Extremist actors viewed the 2021 federal election as an “opportunity” to plan “acts of violence,” Canada’s domestic intelligence service said Friday.
The Canadian Security Intelligence Service revealed that it briefed government agencies on threats to the federal election, including “ideologically” motivated “actors who viewed the election as an opportunity to discourage Canadians from democratic participation or to plan acts of violence.”
CSIS, which is responsible for tracking national security threats within Canada, also reported the agency has noticed a significant uptick in threats against politicians and public servants since 2020.
“Ideological” motivated violent extremism is the agency’s catch-all term for a range of grevience-fuelled extremism — but includes far-right, anti-authority and anti-government, and racist groups motivated to violence.
“There have been seven attacks and three disrupted plots in the Canadian (ideologically-motivated extremism) space since 2014. These attacks have killed 26 people and wounded 40 others on Canadian soil — more than any other form of violent extremism,” the agency’s 2021 annual report, released Friday, read.
“A range of grievances motivates … actors’ willingness to incite, enable, and/or mobilize to violence. Not all of these instances meet a national security threshold, but CSIS has observed a marked increase in violent threats to elected officials and government representatives during the past two years.”
The 2021 federal election saw a level of protest following the campaigns – particularly Prime Minister Justin Trudeau’s tour – without precedent in recent elections.
Trudeau was met by jeering crowds at stops across the country, particularly at stops in suburban Ontario. While much attention was paid to an incident where a protester threw gravel at Trudeau, he also had to cancel a planned rally in Bolton, Ont., due to concerns for the crowd’s safety.
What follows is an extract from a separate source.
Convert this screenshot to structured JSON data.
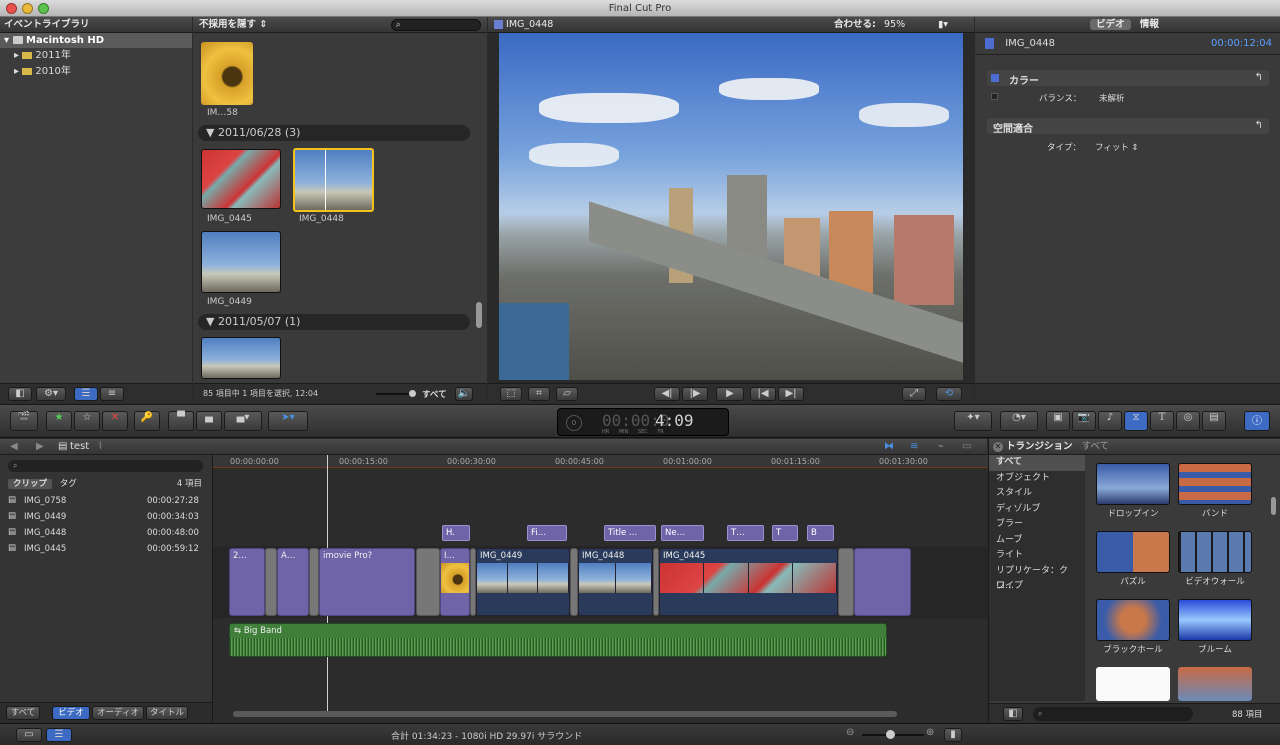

After cancelling the event, Trudeau said he’d never seen the same “intensity of anger” displayed along the campaign trail.
The Toronto Star reported that threats against Trudeau and his cabinet increased between 2020 and 2021, when the country was locked down by the first waves of the global pandemic. In July 2020, former Canadian Armed Forces reservist Cory Hurren rammed his truck through gates near Trudeau’s official residence, and was arrested with multiple firearms and a note threatening Trudeau.
Hurren is currently serving a six-year prison term on multiple weapon charges.
But the anger in some pockets of Canadian society extends beyond visceral feelings towards Trudeau Liberals. MPs from multiple parties have detailed hostile interactions and threatening behaviour while performing their public duties.
Calgary Conservative MP Michelle Rempel Garner has publicly detailed allegations of harassment, threats and “violent language” directed particularly toward women on the campaign trail.
“I have also received a death threat from someone who called my office in escalating states of verbal abuse over the course of days,” Rempel Garner said in a 2021 statement.
“This meant I can’t advertise the location of my campaign office. I can’t attend public events where my attendance has been advertised. I’ve had to enhance security measures. I’m on edge and feel fear when I’m getting in and out of my car, and out in public in general.”
Provincial politicians, including Ontario Progressive Conservative Leader Doug Ford and Stephen Lecce, who served as Ontario’s education minister, have also had protest groups appearing on their doorsteps over COVID-19 public health restrictions. That behaviour extends to officials like Nova Scotia’s chief medical officer of health, Dr. Robert Strang. Two protesters – including far-right figure Jeremy McKenzie – were arrested outside Strang’s home in March 2022.
The convoy protests – which included the participation and encouragement from Canada’s far-right fringe and anti-government activists – has prompted reflection within Canadian intelligence and law enforcement circles on how to investigate increasingly obvious civil unrest.
CSIS, for example, is prohibited from keeping tabs on lawful protests. But the point when a protest turns into an occupation – or a valid national security concern, as the Ontario Provincial Police assessed Ottawa’s convoy protest to be on Feb. 7 – is not always immediately obvious.
What is clear, from CSIS’s perspective, is that since the beginning of the COVID-19 pandemic, the threat has been “fueled by an increase in extreme anti-authority and anti-government rhetoric often rooted in the weaponization of conspiracy theories.”
The agency’s 2021 report goes on to say that Canadian “influencers and proselytizers” have emerged within the movement, who “promote misinformation and action, including violence.”
Global News reported in March that CSIS now spends as much time and resources tracking “ideological” domestic extremism as it does religiously-motivated terrorism – a significant shift in the agency’s priorities over the last six years.